*** Block opens ***

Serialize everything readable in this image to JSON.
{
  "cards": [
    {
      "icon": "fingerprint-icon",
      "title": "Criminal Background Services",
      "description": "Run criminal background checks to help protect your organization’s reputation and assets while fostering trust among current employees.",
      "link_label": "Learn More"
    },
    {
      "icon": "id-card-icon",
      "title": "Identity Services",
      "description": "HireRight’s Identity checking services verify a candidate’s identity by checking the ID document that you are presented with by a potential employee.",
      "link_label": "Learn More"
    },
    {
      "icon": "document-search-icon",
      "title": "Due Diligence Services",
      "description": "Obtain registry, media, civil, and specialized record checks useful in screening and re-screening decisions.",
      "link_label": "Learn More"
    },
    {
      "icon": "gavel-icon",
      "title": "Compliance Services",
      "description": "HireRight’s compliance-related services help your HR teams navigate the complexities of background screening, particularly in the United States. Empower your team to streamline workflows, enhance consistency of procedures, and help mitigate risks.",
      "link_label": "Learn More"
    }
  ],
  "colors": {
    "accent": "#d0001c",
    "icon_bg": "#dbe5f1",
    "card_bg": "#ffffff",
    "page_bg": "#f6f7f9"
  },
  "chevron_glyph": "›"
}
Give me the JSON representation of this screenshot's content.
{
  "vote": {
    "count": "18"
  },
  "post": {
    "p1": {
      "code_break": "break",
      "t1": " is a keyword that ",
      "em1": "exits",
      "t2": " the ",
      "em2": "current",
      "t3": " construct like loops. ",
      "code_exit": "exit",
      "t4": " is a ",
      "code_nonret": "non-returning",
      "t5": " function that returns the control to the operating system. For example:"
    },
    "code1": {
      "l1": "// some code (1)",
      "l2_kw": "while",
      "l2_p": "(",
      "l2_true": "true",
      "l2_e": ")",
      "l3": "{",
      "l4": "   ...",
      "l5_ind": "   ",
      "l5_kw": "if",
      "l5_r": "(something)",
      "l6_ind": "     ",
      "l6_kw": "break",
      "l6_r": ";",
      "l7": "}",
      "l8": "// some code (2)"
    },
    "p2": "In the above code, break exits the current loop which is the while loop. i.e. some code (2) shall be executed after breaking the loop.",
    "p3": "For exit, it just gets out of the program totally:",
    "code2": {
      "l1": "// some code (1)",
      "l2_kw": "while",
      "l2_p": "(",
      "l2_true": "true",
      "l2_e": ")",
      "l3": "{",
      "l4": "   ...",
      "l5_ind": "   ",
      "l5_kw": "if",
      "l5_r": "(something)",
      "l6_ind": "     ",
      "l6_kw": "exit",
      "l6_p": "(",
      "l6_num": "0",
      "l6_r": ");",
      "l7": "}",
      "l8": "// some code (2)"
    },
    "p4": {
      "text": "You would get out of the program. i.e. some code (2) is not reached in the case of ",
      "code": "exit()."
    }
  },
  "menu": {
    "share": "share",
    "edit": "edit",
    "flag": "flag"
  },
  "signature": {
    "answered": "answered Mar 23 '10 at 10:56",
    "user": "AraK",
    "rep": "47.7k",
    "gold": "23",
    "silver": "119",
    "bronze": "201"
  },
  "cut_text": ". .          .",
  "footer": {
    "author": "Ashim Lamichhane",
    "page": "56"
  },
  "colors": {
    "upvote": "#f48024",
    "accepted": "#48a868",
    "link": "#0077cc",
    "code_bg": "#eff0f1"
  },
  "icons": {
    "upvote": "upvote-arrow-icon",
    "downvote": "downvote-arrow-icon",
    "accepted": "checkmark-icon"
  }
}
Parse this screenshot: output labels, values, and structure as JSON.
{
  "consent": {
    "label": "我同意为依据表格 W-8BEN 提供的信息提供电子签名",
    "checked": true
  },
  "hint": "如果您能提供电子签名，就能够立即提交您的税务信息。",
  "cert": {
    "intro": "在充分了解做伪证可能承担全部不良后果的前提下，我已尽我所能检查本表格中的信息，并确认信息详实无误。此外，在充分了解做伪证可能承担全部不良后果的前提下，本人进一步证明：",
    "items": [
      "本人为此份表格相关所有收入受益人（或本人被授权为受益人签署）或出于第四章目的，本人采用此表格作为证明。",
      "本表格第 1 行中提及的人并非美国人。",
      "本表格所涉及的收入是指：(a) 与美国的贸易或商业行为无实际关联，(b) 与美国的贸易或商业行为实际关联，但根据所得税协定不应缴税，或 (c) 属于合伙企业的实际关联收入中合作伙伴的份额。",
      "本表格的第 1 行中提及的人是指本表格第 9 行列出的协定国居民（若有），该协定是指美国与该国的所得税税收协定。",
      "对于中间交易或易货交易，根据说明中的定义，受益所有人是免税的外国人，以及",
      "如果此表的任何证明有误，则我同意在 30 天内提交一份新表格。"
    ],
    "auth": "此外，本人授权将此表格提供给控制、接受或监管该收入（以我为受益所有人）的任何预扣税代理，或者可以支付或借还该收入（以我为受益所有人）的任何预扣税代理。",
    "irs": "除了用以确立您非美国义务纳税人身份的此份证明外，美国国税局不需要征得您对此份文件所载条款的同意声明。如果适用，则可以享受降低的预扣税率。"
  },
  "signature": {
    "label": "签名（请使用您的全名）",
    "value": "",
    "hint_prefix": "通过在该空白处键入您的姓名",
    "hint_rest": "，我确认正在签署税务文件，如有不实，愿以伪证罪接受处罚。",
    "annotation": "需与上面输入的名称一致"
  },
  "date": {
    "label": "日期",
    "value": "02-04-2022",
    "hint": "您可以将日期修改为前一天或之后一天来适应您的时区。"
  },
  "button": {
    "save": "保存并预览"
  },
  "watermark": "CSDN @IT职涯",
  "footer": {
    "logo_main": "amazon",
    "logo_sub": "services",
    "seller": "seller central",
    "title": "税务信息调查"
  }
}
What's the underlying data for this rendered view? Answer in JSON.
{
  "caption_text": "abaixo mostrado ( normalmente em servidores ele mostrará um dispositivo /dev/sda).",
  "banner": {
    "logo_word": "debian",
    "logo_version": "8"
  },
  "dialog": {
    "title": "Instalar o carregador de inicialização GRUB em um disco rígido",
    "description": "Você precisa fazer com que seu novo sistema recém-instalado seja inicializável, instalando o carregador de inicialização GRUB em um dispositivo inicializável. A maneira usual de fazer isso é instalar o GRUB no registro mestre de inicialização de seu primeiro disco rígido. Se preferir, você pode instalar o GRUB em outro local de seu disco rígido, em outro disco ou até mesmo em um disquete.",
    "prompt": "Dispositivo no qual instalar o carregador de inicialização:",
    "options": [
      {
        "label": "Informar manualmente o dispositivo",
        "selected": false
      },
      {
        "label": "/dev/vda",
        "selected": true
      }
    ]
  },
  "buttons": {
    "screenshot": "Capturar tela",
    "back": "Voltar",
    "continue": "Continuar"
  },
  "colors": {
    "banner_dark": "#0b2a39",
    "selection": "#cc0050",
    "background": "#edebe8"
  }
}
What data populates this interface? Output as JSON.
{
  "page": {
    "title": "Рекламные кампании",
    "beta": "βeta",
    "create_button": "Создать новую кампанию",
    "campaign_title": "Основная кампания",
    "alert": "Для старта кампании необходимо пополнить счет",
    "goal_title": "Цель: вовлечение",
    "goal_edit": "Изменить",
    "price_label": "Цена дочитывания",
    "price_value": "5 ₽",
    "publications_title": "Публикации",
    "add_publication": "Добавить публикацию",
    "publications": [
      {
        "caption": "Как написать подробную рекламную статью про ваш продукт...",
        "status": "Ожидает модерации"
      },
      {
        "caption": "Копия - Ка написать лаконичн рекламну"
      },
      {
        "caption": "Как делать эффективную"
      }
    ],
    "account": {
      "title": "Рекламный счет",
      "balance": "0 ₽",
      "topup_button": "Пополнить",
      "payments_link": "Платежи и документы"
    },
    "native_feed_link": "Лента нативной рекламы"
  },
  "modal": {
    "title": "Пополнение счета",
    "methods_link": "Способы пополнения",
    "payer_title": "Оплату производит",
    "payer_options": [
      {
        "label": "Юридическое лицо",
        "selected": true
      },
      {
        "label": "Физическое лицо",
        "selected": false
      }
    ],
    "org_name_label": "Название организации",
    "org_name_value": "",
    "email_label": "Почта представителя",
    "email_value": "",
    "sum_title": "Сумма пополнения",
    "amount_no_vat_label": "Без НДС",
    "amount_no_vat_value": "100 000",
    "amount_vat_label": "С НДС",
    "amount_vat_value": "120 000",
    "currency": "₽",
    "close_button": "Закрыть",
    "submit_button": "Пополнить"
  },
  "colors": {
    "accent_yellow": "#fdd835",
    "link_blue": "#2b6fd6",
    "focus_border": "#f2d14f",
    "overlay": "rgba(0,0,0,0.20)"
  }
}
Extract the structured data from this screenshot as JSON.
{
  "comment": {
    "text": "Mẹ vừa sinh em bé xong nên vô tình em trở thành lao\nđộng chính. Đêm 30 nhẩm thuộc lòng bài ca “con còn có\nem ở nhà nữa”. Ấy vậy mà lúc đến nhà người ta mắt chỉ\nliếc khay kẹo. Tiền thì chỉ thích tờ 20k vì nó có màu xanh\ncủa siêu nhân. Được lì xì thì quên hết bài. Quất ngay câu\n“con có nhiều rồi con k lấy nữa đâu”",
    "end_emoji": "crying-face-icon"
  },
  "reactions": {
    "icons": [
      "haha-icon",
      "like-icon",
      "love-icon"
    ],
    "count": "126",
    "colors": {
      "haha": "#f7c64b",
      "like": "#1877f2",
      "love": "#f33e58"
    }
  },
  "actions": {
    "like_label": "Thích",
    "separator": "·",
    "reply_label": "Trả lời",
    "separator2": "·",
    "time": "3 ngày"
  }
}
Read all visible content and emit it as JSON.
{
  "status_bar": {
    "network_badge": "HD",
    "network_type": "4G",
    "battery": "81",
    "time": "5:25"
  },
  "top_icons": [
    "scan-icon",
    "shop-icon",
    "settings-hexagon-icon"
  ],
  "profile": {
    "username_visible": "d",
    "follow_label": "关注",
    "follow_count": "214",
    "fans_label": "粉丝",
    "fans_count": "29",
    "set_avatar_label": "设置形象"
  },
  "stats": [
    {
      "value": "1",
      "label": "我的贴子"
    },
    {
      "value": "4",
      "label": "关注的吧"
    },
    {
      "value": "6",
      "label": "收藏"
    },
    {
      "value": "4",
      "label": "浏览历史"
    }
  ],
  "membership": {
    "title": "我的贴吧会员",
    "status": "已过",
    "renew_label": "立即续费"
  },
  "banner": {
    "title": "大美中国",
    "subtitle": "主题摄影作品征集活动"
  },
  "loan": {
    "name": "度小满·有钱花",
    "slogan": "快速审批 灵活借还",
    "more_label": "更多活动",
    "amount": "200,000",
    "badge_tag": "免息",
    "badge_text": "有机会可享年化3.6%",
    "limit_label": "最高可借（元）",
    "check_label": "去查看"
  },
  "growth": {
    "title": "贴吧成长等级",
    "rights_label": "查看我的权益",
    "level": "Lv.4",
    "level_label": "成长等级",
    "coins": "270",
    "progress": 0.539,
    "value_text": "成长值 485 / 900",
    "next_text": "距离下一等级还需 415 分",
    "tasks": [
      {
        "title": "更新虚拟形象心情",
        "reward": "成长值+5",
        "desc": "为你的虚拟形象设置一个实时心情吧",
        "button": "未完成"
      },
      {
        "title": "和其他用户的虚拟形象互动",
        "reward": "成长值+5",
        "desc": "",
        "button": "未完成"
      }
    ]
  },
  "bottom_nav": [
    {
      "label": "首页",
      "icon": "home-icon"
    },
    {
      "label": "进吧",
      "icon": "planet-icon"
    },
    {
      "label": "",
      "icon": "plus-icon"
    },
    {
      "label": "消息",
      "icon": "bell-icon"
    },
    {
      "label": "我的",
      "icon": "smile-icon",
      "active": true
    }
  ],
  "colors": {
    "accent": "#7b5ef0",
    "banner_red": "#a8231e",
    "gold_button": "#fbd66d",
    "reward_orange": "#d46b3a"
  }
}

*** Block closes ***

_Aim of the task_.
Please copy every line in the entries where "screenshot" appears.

_Result_.
Give me the JSON representation of this screenshot's content.
Parse this screenshot: output labels, values, and structure as JSON.
    "screenshot": "Capturar tela",
Extract the structured data from this screenshot as JSON.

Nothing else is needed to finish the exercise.